— WORK TO COMPLETE —
From the records below, copy every line that contains the word "this".

— App and web page records —
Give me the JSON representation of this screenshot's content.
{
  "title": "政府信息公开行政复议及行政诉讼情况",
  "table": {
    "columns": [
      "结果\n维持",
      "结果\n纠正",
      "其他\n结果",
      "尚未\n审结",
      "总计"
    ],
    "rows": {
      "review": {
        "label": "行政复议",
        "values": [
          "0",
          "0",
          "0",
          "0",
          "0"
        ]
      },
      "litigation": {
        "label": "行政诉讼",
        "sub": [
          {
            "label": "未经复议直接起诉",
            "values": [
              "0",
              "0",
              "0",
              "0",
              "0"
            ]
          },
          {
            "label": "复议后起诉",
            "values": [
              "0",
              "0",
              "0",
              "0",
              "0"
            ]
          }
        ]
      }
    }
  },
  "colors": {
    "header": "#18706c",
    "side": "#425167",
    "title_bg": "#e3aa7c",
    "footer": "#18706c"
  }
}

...

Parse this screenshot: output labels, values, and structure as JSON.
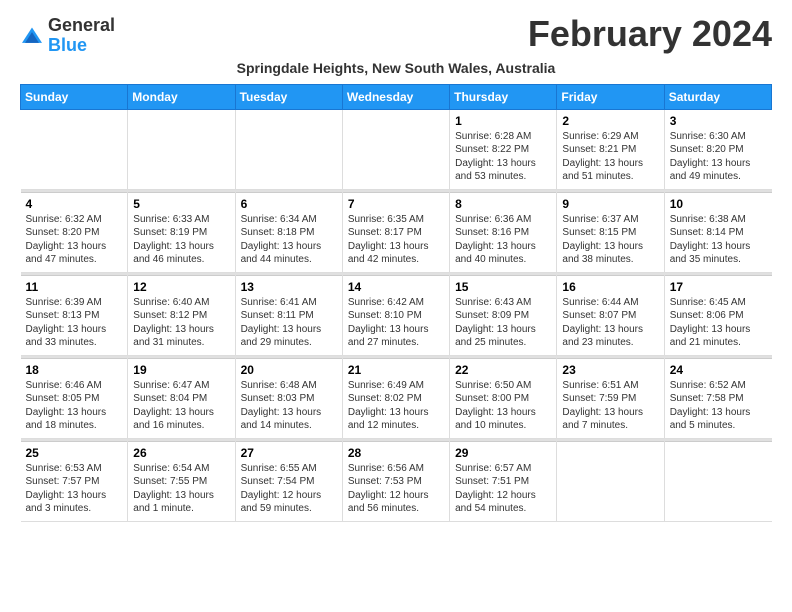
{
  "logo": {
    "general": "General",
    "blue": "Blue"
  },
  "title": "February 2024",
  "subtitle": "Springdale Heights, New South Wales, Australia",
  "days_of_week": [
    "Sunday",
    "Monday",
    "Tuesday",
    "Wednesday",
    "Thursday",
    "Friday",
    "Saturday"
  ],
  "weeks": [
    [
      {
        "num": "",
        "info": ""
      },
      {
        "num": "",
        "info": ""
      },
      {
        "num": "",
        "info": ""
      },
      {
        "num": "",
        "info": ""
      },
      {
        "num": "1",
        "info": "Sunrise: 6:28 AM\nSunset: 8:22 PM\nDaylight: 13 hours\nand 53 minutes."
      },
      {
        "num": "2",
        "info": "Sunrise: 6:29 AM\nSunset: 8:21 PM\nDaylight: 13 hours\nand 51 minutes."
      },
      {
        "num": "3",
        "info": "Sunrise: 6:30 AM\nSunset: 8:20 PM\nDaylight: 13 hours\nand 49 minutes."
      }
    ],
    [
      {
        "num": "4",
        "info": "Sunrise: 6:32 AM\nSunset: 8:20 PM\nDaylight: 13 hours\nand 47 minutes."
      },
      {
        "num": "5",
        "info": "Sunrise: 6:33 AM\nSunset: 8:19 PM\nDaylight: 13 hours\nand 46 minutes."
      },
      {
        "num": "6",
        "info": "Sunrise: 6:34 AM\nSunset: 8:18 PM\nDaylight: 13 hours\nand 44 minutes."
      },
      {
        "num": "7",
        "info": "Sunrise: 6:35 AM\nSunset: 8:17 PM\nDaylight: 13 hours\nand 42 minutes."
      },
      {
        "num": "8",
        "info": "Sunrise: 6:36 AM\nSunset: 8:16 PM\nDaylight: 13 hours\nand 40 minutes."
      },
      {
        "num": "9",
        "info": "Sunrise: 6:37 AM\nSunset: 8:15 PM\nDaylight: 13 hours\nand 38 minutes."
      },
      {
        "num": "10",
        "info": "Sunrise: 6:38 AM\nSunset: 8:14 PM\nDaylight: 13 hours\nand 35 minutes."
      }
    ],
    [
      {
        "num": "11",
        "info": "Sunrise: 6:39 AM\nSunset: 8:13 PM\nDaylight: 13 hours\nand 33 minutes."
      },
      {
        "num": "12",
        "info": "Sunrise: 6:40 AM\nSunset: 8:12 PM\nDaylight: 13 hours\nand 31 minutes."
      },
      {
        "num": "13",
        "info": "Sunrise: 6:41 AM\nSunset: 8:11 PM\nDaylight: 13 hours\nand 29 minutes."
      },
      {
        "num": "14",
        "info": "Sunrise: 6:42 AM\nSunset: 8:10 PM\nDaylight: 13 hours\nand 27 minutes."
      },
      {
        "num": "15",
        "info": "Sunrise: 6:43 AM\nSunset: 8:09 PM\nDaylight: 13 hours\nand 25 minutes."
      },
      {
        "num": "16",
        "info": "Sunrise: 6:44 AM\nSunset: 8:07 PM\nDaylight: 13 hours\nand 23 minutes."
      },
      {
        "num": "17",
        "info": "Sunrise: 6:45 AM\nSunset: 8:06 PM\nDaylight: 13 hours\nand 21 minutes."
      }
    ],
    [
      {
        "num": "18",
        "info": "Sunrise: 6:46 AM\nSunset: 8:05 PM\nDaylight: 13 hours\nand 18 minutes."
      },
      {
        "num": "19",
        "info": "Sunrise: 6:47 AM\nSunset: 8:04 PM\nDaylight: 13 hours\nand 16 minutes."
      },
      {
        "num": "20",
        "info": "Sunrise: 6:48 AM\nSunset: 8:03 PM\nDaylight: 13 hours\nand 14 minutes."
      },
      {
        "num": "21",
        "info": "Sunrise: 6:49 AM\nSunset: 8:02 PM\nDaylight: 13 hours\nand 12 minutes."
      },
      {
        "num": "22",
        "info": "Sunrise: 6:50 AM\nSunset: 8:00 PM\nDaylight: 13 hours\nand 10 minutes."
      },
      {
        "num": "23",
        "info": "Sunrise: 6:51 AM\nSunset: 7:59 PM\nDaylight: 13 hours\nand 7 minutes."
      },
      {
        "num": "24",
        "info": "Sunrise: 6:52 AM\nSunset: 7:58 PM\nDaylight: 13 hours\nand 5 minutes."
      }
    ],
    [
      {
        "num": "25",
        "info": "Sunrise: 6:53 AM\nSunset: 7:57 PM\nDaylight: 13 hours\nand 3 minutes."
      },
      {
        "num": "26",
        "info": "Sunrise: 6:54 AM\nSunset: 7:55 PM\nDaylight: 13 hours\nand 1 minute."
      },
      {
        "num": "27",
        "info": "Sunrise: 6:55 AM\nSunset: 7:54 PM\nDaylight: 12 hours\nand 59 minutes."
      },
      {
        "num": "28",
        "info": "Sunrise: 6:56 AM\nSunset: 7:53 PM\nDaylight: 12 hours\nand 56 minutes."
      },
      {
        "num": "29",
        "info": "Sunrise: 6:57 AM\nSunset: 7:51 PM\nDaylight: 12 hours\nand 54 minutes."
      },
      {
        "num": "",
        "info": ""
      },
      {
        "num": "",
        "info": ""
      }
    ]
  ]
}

— EXERCISE RESULT —
Give me the JSON representation of this screenshot's content.
Parse this screenshot: output labels, values, and structure as JSON.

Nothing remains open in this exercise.